── Available records ──
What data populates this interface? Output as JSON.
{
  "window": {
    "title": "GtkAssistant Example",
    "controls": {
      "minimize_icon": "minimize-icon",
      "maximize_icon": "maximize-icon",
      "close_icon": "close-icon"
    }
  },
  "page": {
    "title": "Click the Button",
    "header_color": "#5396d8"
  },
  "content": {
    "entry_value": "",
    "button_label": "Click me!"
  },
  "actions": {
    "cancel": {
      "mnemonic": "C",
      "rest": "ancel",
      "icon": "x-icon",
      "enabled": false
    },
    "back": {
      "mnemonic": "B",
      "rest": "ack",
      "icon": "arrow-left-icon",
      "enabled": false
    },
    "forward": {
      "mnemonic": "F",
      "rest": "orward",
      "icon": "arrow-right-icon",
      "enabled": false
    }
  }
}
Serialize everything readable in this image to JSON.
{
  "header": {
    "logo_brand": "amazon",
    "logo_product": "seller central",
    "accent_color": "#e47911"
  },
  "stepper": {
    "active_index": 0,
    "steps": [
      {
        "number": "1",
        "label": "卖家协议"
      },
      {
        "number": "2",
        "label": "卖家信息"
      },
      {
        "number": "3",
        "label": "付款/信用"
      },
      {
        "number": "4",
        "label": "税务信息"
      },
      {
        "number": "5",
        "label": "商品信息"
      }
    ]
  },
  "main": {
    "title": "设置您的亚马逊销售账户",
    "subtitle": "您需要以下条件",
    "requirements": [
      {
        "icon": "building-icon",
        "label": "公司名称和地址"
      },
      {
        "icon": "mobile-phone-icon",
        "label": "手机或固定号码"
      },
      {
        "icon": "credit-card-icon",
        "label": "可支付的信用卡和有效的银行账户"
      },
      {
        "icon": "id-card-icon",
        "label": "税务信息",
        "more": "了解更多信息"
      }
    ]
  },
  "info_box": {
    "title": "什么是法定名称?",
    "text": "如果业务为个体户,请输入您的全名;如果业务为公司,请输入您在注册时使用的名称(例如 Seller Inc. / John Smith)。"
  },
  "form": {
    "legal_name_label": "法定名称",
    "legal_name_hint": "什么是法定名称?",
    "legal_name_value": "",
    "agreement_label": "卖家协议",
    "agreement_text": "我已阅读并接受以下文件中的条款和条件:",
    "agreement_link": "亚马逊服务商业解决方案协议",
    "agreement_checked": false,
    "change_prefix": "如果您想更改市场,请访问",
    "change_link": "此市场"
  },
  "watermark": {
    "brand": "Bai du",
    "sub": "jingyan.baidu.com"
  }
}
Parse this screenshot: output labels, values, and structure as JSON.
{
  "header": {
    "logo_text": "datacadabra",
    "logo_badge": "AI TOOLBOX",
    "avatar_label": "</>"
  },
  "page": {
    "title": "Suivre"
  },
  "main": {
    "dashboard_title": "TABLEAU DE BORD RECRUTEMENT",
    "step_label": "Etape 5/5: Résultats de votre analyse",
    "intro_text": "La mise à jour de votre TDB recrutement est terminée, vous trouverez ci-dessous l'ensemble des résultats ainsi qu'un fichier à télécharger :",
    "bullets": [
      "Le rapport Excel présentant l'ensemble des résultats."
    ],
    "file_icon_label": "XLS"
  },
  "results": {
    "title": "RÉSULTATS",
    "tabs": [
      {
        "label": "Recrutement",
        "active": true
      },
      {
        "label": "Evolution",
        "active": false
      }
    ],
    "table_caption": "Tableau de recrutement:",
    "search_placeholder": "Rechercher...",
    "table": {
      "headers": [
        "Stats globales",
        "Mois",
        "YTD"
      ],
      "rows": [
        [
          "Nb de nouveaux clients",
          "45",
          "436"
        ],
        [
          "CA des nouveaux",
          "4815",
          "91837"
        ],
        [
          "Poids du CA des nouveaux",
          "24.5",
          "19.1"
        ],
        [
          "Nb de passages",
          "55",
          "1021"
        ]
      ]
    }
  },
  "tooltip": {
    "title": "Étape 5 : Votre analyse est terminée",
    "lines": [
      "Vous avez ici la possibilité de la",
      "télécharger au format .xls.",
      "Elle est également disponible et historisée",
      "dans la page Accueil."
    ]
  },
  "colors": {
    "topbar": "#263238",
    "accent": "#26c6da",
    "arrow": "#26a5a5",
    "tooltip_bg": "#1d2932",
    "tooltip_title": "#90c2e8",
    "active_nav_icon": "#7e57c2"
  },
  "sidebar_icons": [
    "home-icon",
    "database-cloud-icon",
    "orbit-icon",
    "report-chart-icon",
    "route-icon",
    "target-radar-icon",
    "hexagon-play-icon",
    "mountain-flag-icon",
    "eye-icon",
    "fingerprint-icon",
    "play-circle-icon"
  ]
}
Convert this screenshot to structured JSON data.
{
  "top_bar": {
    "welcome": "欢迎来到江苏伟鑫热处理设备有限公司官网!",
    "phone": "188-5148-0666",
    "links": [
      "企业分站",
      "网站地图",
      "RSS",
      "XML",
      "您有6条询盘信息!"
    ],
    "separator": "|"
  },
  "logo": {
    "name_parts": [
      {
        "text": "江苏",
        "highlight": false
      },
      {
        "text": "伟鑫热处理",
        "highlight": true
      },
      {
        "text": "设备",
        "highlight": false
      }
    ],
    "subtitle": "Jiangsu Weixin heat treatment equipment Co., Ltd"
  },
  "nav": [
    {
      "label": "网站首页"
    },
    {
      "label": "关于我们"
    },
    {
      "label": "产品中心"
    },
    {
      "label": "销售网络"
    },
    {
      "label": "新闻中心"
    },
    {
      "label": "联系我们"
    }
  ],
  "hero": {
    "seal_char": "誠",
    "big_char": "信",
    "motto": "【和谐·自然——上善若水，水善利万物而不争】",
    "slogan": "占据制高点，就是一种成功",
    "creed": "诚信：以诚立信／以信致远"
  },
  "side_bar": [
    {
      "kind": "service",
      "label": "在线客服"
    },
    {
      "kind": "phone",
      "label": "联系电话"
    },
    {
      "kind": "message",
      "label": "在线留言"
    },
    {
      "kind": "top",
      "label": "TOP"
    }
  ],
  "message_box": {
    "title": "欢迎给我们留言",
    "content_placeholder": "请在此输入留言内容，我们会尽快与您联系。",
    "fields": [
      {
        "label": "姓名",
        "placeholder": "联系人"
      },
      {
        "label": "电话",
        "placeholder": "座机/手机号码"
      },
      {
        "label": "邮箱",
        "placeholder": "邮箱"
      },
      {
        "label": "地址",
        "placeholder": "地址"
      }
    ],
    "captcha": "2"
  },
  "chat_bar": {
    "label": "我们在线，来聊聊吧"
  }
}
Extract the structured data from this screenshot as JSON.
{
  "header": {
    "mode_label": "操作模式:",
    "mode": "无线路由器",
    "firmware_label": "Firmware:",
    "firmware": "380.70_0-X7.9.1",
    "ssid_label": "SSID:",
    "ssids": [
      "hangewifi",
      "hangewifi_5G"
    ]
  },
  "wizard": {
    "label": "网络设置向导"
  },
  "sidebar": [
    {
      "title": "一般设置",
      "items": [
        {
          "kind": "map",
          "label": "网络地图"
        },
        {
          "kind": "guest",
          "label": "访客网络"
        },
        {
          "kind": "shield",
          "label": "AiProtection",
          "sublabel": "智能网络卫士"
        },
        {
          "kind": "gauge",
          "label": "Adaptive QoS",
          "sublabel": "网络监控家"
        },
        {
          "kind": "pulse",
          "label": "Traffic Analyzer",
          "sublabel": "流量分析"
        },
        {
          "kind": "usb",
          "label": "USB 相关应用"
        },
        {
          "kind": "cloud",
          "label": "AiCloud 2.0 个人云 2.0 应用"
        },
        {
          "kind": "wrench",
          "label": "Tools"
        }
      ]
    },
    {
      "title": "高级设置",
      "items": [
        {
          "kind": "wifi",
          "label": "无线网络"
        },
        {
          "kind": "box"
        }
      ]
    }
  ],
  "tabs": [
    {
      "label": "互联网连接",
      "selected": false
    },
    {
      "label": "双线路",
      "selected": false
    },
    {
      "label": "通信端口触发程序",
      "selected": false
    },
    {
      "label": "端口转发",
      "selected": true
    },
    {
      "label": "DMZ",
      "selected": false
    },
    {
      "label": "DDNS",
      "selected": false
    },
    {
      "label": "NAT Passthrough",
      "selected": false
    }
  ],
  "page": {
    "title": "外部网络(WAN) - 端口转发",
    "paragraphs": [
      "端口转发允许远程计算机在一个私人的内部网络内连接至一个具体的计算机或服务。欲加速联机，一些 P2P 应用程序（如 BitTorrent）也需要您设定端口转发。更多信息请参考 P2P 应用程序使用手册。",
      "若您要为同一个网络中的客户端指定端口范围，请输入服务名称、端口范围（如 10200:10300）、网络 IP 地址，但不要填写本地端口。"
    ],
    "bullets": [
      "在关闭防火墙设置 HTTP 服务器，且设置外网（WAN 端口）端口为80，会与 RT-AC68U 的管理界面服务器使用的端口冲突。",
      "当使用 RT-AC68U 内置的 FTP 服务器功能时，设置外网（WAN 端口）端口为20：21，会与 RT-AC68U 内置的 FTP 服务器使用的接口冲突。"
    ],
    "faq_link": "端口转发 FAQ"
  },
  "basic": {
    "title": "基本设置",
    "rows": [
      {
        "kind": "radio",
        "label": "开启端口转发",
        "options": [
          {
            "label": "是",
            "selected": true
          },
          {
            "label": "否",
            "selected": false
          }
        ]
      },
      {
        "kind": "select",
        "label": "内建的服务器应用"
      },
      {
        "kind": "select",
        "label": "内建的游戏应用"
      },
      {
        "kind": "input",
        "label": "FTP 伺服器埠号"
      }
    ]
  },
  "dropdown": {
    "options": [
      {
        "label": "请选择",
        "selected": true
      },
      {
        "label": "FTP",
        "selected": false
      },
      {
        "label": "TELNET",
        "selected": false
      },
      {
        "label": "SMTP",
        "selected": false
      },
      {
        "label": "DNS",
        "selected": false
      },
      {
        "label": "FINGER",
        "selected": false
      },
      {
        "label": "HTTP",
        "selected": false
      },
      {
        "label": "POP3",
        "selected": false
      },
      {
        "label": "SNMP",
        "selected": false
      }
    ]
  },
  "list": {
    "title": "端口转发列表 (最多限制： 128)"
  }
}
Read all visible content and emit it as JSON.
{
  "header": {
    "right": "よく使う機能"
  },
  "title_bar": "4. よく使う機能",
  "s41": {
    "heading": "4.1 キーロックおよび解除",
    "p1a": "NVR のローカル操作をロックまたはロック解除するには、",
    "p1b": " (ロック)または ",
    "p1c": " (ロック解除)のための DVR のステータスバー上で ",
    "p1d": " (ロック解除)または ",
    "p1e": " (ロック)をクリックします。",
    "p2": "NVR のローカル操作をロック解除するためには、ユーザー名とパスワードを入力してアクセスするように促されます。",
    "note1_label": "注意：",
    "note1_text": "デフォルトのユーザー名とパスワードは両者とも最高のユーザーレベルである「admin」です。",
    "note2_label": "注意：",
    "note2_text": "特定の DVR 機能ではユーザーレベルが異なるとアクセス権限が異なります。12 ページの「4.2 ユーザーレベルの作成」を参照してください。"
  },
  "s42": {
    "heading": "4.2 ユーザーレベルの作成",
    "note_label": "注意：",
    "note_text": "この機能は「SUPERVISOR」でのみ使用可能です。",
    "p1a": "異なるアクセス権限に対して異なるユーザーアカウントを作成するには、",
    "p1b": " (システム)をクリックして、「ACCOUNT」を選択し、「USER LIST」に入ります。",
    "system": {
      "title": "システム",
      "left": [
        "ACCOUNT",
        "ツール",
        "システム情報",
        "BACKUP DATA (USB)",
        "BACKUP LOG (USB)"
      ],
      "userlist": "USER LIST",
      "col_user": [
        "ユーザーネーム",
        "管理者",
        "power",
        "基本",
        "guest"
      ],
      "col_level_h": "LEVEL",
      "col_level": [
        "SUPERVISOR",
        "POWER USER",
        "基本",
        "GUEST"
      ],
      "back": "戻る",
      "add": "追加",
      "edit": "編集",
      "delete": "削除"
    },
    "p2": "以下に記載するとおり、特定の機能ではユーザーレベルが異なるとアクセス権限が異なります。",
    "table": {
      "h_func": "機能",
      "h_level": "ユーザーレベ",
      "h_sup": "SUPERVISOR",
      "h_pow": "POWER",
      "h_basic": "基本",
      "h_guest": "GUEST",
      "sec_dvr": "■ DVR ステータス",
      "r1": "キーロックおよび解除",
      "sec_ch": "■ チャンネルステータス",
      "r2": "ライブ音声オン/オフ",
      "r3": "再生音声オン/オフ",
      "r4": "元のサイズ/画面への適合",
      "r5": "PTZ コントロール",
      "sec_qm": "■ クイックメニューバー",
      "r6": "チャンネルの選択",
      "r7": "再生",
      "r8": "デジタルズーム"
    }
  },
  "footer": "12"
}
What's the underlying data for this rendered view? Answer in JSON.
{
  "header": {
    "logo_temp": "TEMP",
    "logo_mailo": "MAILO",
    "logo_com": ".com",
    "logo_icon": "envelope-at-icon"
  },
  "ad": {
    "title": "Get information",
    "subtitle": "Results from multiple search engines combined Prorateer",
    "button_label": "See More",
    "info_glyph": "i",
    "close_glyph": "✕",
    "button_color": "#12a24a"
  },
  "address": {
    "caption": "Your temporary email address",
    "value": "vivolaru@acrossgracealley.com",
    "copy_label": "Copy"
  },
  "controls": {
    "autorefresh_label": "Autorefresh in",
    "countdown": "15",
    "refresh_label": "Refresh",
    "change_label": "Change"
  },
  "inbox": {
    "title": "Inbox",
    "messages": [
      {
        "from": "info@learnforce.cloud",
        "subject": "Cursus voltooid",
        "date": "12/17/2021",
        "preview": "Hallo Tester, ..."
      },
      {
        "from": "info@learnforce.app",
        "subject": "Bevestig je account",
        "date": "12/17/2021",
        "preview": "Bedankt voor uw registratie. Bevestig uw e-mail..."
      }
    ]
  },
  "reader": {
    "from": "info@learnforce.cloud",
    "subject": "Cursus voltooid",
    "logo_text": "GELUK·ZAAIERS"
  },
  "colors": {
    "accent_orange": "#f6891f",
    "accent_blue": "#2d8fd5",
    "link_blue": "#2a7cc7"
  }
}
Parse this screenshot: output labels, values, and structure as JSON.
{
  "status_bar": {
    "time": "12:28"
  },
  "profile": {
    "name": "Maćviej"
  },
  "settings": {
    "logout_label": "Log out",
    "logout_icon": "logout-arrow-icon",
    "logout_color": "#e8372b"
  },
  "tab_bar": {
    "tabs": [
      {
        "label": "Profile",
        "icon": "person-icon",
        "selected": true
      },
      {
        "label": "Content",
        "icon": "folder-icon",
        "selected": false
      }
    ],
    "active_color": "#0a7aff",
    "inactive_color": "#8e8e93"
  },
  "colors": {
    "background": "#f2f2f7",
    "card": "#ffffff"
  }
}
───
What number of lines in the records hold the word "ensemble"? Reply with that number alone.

- _Answer space_:
2